"The power of the commercial," Gladwell writes, "was originally thought to lie in its subtle justification of the fact that Preference cost ten cents more than [rival Clairol's] Nice 'n Easy. But it quickly became obvious that the last line was the one that counted. On the strength of ‘Because I'm worth it,' Preference began stealing market share from Clairol." L'Oreal has used the slogan continuously for 40 years, changing only the pronoun ("Because you're worth it," then "Because we're worth it.") In 1997 L'Oreal appropriated the slogan — originally intended solely for one brand of hair color — as the tagline for the entire company. (In a brazen bit of imitation, or homage, Because I'm Worth It became the title of one of the hugely popular "Gossip Girl" books.)
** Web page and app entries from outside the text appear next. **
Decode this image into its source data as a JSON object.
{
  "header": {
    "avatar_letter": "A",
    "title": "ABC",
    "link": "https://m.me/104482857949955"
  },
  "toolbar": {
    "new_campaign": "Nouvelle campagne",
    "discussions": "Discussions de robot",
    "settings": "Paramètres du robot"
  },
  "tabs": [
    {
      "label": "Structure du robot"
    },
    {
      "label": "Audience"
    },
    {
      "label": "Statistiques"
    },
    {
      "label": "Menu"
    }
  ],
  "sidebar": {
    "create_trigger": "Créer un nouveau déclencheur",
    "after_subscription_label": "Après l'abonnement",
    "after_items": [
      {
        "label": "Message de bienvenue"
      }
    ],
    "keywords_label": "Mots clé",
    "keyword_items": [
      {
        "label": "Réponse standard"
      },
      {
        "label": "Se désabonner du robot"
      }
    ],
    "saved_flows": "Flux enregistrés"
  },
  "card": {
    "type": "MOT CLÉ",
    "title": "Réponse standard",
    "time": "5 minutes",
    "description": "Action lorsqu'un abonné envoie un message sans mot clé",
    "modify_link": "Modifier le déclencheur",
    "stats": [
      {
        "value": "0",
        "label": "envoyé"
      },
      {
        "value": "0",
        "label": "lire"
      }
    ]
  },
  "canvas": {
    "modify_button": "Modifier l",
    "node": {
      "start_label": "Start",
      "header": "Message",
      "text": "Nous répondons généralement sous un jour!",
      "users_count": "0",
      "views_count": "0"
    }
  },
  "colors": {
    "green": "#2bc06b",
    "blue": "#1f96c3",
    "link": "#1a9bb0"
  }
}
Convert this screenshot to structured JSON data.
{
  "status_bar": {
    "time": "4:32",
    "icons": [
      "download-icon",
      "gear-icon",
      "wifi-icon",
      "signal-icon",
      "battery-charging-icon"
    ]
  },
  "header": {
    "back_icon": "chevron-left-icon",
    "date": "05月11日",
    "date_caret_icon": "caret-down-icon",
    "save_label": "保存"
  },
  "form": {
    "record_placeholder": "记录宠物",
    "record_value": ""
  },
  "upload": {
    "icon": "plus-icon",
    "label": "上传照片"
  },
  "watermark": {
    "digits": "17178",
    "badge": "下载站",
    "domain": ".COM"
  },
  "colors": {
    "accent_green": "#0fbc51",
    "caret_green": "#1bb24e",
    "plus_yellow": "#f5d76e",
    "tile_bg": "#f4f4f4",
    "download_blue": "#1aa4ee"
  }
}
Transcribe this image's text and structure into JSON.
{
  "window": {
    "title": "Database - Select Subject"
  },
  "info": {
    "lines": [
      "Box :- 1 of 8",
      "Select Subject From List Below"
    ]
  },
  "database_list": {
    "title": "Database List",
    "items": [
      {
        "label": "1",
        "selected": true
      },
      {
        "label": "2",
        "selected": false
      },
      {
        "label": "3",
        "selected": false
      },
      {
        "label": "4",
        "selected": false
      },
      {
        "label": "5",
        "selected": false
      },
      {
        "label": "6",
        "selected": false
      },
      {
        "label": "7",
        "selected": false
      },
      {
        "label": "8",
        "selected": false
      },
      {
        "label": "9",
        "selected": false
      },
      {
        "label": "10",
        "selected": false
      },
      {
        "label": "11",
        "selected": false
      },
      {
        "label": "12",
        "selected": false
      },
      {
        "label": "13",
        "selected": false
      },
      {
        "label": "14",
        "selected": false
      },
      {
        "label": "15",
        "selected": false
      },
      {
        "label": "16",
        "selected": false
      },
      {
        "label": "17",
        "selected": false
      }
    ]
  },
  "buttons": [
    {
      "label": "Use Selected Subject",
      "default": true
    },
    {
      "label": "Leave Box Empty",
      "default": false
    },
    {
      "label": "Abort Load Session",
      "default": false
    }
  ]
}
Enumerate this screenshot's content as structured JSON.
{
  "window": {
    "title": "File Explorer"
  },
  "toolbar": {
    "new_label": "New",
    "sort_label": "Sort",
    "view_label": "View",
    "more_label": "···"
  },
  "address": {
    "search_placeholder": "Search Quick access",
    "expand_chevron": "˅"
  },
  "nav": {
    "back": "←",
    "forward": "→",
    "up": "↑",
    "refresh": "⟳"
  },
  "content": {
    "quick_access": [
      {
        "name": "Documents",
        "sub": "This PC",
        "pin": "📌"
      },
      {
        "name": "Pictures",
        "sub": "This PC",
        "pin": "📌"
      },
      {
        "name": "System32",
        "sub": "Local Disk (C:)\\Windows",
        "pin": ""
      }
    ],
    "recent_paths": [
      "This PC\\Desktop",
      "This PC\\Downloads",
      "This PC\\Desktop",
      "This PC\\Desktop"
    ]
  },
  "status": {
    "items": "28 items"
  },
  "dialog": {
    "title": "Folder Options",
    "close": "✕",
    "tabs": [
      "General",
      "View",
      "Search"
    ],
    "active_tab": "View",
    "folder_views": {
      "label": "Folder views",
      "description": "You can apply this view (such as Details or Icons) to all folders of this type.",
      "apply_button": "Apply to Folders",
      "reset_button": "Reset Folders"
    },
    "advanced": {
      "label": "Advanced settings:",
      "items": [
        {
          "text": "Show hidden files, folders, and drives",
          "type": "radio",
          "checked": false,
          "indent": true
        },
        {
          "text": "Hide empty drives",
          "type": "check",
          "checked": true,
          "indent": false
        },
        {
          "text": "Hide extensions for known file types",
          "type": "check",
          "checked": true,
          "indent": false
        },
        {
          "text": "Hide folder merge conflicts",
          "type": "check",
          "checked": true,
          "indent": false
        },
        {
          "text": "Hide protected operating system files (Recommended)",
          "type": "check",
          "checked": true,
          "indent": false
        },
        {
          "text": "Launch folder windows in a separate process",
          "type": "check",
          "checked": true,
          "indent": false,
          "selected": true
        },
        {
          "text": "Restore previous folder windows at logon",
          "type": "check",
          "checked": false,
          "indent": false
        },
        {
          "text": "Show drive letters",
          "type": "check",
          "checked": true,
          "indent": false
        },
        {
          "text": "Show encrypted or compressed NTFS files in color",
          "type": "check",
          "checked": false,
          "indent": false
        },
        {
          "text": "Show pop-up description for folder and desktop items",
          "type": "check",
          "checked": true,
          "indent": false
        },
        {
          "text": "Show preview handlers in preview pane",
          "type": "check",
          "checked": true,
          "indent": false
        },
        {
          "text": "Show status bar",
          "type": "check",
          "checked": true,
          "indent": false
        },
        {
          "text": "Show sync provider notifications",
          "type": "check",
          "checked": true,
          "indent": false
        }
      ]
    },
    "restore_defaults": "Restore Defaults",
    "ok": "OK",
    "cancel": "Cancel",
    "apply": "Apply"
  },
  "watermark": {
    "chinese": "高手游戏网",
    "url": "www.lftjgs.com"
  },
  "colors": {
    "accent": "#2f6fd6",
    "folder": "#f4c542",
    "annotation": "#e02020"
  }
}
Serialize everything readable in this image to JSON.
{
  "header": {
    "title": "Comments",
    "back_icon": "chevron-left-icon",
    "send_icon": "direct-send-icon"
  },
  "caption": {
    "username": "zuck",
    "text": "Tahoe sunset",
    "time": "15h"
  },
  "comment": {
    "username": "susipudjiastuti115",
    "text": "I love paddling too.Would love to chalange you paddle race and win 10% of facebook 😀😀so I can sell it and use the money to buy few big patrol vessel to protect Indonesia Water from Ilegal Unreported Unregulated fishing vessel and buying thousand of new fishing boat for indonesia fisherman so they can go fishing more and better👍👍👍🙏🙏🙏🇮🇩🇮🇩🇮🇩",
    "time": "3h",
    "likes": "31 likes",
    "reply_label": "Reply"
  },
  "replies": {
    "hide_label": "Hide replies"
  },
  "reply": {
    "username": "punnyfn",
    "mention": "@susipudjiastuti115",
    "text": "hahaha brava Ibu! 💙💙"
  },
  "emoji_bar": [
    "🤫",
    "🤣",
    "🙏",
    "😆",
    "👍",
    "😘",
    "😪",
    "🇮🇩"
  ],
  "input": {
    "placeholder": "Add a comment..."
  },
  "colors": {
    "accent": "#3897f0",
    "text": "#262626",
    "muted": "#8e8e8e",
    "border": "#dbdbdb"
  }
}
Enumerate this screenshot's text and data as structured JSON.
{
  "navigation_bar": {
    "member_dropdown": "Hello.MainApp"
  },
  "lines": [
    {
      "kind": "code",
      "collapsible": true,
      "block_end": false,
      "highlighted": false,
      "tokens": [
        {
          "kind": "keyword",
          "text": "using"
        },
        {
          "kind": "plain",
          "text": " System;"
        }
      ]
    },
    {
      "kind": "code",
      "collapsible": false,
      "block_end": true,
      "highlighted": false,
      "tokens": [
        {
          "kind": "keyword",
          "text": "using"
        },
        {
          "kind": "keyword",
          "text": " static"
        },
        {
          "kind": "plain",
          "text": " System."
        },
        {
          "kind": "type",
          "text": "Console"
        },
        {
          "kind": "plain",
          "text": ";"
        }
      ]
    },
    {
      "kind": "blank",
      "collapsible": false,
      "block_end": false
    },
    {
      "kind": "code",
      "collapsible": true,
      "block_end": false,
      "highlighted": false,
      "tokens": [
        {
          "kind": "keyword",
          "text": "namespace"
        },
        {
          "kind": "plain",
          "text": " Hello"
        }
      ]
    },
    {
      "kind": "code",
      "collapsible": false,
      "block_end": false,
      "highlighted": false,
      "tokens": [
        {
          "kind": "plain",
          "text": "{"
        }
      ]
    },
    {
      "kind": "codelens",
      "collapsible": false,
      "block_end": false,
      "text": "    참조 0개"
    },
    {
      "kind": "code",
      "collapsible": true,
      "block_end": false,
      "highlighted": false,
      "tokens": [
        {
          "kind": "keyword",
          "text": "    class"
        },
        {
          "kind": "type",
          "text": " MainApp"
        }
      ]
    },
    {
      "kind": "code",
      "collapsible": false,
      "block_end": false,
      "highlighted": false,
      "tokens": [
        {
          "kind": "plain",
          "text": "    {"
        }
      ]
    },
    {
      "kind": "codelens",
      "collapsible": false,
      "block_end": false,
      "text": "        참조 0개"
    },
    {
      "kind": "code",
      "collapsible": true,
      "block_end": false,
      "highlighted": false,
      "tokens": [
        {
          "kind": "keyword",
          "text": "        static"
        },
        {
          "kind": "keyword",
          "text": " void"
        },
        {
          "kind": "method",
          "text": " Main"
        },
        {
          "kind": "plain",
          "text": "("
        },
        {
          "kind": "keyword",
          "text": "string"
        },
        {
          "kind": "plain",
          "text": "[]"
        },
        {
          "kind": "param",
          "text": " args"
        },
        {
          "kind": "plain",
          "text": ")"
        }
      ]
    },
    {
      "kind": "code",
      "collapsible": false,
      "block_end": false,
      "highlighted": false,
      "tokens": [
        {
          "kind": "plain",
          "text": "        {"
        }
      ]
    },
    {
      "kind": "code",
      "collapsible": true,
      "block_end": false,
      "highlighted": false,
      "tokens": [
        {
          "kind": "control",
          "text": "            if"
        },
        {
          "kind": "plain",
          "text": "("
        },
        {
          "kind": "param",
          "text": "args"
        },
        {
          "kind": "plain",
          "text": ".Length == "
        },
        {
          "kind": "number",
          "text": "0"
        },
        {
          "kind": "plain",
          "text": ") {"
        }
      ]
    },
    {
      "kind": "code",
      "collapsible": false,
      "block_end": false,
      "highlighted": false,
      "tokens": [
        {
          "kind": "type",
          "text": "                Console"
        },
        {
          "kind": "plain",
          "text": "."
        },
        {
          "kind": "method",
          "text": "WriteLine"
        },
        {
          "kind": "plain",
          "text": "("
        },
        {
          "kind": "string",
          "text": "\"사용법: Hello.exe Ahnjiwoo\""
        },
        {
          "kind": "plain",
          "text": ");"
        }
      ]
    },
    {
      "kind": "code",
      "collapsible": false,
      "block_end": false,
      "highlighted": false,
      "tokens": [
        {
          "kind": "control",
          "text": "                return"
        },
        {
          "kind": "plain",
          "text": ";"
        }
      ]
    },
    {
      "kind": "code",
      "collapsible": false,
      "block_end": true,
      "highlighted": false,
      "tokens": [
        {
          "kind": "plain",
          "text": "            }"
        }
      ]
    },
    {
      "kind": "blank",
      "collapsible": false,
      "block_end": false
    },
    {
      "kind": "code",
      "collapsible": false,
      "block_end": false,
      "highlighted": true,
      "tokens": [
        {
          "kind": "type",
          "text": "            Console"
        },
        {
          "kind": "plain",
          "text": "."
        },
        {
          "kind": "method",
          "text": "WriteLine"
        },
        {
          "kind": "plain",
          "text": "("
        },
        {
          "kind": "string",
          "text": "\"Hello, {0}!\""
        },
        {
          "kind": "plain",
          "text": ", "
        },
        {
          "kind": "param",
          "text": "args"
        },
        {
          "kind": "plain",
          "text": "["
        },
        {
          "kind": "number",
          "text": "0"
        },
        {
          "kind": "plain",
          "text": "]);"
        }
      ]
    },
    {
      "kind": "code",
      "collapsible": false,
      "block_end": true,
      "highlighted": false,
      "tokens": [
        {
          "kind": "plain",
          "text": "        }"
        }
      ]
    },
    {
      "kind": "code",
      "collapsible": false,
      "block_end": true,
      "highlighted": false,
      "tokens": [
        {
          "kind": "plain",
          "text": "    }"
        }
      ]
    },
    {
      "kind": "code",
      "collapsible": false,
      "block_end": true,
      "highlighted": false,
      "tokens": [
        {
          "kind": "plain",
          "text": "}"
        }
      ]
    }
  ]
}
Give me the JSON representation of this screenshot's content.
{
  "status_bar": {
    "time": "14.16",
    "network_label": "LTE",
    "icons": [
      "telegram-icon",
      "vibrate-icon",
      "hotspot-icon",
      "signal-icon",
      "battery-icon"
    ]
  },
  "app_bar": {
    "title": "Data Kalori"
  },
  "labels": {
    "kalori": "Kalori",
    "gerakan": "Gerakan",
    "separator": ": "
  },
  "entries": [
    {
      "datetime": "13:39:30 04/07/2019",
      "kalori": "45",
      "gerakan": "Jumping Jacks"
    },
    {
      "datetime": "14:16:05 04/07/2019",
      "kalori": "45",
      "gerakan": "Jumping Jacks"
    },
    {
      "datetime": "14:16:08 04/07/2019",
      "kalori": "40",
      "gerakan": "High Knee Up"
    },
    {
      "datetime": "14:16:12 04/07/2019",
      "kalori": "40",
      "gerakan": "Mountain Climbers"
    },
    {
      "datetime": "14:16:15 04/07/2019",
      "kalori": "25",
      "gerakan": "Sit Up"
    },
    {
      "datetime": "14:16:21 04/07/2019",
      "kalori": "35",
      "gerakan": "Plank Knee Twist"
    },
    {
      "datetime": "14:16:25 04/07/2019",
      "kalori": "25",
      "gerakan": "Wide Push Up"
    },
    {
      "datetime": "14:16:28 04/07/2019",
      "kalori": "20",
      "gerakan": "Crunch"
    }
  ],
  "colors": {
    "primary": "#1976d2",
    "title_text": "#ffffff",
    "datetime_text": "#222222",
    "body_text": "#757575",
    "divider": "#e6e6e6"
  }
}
Once you deserve it/you're worth it proved successful, other advertisers rushed to copy the formula: a Vermont pharmacy ("Personal service you deserve"), a Minnesota massage studio (You're Worth It), a college newspaper ("Creating the Sun-Star you deserve"), a network game show ("You Deserve It").
So pervasive is the "deserving" message today that you'd think we could no longer be surprised by it, but one recent campaign found a way to break through. In 2012 the Lung Cancer Alliance introduced a series of bus-shelter ads large headlines proclaiming that various categories of people "deserve to die": cat lovers, hipsters, the tattooed, the smug.
Image via AdRants.
The negative "deserve" harks back to Chaucer's, Shakespeare's, and Wilkie's use of the word, but the shock is temporary: The URL attached to the ads is NoOneDeservesToDie.org. Go there and you'll read the following disclaimer beneath the photos: "Many people believe that if you have lung cancer you did something to deserve it. It sounds absurd, but it's true. Lung cancer doesn't discriminate and neither should you."
As for any distress you experience upon seeing the ads — well, I suppose the Lung Cancer Alliance would say you deserve it.